*What the task requires*:
Select and copy out every line in the records containing "ANNISA".
── Listed entries
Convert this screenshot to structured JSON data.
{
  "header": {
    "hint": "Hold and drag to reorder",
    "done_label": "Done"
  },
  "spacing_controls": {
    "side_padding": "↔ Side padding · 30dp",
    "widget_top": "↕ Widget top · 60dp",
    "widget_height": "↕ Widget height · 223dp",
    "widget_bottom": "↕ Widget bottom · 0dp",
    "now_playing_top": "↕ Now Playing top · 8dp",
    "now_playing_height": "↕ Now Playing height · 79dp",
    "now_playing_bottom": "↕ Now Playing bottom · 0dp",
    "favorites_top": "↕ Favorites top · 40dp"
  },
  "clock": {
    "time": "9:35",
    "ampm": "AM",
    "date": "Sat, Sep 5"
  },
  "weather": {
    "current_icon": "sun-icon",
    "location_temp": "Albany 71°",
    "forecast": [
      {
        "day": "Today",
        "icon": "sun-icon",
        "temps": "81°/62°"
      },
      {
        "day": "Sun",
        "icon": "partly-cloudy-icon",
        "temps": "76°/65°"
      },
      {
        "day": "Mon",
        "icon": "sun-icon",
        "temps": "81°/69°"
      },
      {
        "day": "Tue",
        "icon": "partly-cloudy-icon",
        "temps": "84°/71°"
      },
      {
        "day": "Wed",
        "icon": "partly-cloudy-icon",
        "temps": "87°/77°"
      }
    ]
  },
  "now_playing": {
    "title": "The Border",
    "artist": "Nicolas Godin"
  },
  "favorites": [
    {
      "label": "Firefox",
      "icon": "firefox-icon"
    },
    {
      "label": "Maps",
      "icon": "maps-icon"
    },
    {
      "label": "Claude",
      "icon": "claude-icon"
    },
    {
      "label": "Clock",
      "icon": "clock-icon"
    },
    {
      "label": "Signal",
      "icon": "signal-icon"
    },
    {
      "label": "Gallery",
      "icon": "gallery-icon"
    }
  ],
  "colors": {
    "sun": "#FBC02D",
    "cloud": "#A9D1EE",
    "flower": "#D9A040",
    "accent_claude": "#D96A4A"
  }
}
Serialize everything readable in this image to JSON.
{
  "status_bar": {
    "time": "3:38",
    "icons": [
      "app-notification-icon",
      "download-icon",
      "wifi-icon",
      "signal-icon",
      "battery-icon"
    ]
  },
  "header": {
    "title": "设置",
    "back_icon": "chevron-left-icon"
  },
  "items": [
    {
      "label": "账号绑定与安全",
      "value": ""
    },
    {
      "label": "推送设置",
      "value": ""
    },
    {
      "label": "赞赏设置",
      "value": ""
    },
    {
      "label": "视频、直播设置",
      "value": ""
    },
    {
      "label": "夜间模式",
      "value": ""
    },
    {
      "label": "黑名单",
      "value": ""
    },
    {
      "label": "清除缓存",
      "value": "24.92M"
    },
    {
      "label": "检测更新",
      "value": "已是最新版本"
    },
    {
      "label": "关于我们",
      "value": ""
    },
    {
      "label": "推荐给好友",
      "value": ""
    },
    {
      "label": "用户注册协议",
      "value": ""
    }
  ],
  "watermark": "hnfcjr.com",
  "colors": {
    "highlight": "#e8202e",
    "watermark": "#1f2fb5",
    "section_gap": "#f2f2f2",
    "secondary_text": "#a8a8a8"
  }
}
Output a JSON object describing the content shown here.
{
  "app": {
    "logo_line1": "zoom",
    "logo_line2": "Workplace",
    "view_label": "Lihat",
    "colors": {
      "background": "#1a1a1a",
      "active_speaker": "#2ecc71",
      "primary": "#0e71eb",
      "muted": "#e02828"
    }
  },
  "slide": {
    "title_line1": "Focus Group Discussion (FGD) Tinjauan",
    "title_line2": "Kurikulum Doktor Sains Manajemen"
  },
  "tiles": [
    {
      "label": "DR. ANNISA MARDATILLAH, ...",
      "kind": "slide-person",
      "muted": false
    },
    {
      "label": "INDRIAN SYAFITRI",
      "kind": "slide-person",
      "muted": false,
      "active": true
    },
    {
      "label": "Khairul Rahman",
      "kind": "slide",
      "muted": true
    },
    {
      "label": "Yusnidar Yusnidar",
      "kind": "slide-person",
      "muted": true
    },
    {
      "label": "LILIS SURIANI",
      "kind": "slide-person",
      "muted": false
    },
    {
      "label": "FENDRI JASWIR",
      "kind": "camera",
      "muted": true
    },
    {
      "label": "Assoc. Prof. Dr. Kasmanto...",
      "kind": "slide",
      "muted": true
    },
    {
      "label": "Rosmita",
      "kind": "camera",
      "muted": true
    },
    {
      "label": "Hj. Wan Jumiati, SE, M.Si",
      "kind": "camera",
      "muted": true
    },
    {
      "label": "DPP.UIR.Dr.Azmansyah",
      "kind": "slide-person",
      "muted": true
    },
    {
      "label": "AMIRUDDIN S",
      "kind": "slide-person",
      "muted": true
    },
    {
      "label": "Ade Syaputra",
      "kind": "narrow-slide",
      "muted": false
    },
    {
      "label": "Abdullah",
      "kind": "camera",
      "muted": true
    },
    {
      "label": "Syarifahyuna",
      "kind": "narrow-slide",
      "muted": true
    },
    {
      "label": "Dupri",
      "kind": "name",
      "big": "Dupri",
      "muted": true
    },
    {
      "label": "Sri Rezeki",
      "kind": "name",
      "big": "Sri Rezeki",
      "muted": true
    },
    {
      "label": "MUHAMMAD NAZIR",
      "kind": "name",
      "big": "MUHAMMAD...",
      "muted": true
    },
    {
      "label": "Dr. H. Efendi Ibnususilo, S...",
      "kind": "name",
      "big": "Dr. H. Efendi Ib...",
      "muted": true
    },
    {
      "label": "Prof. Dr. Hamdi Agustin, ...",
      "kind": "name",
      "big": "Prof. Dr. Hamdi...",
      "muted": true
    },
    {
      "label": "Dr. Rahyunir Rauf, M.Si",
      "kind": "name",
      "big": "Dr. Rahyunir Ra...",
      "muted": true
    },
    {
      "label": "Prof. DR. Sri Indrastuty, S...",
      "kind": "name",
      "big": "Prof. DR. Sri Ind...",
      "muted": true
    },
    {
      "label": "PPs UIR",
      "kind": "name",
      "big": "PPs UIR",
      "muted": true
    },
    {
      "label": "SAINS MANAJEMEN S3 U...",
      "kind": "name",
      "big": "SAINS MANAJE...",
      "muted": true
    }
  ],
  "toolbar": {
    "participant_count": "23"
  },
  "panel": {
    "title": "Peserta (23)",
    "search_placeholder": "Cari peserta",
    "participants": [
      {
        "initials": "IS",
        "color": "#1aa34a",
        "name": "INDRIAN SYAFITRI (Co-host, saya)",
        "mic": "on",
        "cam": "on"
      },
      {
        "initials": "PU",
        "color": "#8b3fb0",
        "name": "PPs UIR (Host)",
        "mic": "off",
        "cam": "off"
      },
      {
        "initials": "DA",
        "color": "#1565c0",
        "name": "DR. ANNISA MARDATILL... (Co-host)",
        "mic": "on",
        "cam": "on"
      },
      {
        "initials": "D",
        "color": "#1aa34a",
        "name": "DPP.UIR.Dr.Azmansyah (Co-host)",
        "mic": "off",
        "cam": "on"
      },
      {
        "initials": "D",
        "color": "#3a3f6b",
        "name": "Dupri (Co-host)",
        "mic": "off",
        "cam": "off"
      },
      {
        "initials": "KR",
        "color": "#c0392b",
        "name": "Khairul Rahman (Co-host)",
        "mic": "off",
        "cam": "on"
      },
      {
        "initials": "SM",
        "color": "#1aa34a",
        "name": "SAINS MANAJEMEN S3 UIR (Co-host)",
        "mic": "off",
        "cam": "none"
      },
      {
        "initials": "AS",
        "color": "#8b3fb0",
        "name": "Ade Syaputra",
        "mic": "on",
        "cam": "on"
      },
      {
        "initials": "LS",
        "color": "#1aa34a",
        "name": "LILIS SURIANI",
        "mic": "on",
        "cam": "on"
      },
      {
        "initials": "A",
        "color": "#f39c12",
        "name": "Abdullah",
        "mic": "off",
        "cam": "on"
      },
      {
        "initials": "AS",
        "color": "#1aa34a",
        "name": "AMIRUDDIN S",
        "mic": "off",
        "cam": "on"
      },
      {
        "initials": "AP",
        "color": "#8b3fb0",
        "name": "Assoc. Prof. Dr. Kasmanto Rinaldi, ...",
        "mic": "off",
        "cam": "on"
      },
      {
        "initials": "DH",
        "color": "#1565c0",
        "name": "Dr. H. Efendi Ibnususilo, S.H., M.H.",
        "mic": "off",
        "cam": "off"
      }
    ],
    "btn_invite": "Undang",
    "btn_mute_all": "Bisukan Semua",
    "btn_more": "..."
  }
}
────
*Exercise result*:
      "label": "DR. ANNISA MARDATILLAH, ...",
        "name": "DR. ANNISA MARDATILL... (Co-host)",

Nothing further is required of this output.